• _The data_
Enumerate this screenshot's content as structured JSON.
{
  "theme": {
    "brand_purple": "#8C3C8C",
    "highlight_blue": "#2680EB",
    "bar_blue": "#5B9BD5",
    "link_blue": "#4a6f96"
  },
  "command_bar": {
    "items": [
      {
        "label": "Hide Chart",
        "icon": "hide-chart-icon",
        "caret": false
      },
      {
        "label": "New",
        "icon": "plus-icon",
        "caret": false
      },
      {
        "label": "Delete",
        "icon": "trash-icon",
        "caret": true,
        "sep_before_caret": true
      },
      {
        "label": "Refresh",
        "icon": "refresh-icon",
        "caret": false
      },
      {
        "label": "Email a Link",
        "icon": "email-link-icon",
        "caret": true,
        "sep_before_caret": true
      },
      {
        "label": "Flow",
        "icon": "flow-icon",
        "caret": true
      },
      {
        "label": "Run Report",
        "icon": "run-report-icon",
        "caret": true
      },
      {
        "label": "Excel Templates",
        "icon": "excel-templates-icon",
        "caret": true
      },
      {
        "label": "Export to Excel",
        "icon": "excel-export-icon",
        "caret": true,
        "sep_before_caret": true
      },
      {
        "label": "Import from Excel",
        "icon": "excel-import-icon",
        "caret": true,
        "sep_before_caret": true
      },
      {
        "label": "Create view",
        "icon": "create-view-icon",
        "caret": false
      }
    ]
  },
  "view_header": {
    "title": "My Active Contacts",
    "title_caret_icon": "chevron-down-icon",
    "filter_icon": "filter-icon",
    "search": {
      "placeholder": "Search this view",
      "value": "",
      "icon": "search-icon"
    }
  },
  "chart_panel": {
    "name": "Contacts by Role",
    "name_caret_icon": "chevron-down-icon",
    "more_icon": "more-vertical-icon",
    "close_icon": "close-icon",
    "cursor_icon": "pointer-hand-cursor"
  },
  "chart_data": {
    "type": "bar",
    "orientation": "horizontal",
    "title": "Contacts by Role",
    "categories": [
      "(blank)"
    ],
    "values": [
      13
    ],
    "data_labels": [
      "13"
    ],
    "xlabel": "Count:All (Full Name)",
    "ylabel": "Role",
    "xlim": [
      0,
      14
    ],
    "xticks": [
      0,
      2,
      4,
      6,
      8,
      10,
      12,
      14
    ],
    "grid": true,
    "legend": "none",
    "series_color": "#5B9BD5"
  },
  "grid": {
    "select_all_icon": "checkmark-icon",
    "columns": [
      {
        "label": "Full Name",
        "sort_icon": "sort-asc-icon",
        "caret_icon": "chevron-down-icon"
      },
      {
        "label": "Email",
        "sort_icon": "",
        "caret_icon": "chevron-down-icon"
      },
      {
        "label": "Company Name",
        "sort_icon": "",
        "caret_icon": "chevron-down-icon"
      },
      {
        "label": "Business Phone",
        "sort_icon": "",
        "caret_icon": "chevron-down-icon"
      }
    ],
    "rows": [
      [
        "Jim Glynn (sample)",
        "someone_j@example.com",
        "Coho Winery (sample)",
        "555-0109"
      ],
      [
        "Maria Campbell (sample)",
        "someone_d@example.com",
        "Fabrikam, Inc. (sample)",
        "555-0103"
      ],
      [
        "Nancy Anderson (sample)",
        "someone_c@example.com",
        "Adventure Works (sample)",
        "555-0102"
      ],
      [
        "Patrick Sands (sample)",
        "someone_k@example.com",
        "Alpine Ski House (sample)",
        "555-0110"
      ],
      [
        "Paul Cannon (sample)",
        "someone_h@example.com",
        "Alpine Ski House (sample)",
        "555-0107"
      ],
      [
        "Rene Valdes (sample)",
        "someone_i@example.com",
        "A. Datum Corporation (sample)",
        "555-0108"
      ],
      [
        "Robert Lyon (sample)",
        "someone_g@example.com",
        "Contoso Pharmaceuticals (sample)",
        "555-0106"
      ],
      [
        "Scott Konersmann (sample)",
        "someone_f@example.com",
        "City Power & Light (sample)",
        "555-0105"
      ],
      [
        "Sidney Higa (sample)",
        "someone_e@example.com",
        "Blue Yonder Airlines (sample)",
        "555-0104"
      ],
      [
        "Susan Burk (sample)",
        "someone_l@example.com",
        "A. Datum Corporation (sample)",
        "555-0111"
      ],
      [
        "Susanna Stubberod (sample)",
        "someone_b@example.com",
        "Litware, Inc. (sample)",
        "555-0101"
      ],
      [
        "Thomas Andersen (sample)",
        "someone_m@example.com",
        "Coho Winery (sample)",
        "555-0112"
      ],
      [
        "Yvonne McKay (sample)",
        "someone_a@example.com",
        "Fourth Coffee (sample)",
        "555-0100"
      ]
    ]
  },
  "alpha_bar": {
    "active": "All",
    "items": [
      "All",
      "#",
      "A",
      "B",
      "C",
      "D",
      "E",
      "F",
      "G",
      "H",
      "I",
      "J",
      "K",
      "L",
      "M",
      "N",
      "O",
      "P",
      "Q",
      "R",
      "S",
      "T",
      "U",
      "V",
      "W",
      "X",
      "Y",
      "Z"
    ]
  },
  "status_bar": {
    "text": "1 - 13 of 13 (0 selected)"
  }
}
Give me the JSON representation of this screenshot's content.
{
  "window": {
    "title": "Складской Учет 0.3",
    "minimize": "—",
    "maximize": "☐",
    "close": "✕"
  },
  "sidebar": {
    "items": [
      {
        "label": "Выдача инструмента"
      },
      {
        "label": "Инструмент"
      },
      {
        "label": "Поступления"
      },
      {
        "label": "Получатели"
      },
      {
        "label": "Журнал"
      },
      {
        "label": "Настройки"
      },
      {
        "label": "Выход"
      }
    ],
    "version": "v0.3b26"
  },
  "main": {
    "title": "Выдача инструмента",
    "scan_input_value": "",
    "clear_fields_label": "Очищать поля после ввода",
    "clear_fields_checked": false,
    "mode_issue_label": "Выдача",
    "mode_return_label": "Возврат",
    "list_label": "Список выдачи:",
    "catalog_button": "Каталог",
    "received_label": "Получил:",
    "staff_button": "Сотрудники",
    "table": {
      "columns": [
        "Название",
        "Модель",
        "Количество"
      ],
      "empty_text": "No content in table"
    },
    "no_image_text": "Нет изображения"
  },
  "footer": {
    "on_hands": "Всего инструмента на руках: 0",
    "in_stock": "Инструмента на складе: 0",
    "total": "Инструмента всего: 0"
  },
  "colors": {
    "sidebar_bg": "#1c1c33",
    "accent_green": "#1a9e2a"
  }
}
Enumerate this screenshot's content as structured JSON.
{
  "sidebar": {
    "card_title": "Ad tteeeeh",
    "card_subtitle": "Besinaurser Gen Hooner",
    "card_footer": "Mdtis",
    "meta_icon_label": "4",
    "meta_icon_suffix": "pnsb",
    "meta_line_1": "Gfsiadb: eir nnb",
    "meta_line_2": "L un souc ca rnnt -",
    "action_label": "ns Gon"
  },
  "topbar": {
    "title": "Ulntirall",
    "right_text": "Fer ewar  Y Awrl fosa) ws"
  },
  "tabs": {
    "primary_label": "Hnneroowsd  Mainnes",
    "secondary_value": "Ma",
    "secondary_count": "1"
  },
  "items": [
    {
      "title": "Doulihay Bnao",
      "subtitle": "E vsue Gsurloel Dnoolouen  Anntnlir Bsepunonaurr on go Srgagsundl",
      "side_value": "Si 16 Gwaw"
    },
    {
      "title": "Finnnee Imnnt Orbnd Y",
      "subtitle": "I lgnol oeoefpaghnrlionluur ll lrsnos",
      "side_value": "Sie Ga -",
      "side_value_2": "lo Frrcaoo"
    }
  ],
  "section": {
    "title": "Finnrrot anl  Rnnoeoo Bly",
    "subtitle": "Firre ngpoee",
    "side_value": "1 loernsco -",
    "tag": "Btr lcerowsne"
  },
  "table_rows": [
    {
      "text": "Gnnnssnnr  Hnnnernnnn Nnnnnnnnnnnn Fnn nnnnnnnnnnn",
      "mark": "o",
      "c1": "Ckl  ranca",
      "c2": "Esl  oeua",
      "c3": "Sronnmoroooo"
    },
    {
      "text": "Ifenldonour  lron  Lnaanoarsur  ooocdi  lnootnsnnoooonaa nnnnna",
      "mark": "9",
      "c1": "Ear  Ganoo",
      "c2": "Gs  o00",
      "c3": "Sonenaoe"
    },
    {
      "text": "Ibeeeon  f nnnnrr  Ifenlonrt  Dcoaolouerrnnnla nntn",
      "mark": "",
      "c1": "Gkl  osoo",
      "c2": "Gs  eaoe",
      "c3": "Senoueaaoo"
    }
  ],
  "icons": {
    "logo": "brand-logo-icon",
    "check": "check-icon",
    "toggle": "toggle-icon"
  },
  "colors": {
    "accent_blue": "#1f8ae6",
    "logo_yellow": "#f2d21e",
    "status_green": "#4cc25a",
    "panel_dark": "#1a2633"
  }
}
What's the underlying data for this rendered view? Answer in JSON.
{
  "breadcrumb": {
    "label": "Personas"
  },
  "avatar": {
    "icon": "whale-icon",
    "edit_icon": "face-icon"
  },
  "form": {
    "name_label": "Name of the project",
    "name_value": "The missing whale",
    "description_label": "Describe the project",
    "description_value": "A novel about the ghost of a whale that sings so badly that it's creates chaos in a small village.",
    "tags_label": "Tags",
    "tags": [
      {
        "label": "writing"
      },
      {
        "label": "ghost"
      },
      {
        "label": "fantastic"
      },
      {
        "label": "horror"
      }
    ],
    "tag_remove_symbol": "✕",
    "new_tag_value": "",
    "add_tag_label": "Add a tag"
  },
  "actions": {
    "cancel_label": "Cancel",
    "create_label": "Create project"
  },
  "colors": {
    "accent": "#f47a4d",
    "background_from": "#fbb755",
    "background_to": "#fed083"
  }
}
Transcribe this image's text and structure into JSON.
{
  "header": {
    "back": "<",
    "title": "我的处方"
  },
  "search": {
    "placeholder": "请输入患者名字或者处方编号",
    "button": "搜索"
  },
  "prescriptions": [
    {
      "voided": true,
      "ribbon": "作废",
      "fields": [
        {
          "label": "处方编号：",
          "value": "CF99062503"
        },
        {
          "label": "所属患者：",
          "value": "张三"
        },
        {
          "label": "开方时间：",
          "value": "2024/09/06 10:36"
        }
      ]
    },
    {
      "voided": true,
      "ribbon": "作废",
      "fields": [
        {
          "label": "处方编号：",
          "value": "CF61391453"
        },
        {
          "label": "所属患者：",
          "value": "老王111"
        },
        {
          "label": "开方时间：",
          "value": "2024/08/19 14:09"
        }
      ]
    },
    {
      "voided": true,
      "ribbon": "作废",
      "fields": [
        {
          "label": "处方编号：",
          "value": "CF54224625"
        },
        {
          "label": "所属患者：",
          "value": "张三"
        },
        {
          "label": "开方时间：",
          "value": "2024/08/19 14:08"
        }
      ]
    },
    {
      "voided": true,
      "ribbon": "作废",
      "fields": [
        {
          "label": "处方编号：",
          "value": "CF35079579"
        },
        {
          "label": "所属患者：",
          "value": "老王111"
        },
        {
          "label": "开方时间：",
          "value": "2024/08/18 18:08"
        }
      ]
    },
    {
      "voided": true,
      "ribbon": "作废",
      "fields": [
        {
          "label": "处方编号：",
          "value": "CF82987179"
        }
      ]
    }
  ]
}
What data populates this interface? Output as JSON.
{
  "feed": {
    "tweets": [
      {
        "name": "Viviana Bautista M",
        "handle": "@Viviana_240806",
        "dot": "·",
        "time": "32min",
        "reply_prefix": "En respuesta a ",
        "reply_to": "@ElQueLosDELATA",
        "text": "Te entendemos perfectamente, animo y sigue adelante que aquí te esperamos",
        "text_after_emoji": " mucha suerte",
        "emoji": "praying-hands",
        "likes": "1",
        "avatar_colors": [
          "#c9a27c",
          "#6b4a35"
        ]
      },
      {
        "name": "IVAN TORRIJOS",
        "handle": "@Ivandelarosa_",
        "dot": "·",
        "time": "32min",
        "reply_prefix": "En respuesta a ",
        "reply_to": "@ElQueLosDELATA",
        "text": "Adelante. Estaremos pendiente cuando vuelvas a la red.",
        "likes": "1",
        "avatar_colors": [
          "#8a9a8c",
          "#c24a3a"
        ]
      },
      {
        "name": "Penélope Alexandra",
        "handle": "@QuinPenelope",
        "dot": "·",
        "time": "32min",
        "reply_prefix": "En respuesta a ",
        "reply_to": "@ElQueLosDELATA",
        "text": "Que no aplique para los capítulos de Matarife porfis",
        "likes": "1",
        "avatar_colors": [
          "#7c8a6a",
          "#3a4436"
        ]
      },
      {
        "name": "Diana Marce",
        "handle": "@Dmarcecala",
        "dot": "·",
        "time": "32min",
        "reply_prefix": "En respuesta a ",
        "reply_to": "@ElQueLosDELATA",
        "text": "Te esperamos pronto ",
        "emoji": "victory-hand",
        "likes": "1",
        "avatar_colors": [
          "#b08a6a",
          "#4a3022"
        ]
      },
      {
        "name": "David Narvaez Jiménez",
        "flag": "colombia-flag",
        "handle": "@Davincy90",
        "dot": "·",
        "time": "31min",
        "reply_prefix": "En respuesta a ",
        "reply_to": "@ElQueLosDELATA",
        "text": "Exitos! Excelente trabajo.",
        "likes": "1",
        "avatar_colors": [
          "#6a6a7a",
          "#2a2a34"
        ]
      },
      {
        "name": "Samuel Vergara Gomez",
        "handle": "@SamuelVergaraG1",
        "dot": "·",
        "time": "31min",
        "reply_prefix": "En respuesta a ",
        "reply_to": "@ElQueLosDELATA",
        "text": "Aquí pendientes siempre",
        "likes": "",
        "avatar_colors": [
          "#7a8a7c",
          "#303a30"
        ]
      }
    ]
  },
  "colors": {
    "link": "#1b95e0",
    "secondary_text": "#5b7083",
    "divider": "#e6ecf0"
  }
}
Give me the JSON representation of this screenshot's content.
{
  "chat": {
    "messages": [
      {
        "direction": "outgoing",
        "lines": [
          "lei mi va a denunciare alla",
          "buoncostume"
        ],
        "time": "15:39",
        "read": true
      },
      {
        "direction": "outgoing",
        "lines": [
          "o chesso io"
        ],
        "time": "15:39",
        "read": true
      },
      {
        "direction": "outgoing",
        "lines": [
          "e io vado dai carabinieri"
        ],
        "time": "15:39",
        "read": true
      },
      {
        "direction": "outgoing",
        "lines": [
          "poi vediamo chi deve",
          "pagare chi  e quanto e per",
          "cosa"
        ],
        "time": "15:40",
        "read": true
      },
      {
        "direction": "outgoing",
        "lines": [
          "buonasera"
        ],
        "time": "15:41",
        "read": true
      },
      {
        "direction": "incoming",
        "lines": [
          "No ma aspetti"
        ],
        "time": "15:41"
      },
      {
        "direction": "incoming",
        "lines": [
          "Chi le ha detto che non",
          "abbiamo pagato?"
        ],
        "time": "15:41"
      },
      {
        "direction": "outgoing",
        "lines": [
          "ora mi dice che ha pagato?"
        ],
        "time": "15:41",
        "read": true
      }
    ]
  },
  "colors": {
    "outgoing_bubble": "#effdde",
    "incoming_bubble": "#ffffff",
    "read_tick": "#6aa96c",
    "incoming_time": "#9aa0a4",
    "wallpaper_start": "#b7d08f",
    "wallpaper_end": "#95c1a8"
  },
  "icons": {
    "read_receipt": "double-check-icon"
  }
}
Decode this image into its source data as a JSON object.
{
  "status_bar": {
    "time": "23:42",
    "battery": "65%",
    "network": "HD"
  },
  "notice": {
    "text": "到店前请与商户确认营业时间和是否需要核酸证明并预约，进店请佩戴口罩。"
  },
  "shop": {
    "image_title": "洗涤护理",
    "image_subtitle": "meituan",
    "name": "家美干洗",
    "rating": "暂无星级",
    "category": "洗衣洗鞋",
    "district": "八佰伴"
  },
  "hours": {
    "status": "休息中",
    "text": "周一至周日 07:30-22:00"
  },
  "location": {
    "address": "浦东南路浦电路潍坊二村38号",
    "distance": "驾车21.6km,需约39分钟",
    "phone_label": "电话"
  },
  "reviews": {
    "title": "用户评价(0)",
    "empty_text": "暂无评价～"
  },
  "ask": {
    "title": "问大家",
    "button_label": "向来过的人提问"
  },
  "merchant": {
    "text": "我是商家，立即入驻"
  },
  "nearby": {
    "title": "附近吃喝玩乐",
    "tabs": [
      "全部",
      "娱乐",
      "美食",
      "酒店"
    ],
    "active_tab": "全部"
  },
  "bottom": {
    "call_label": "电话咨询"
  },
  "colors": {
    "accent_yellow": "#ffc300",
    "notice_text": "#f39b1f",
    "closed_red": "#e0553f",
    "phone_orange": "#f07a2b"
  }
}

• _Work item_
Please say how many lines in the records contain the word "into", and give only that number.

• _Problem solution_
2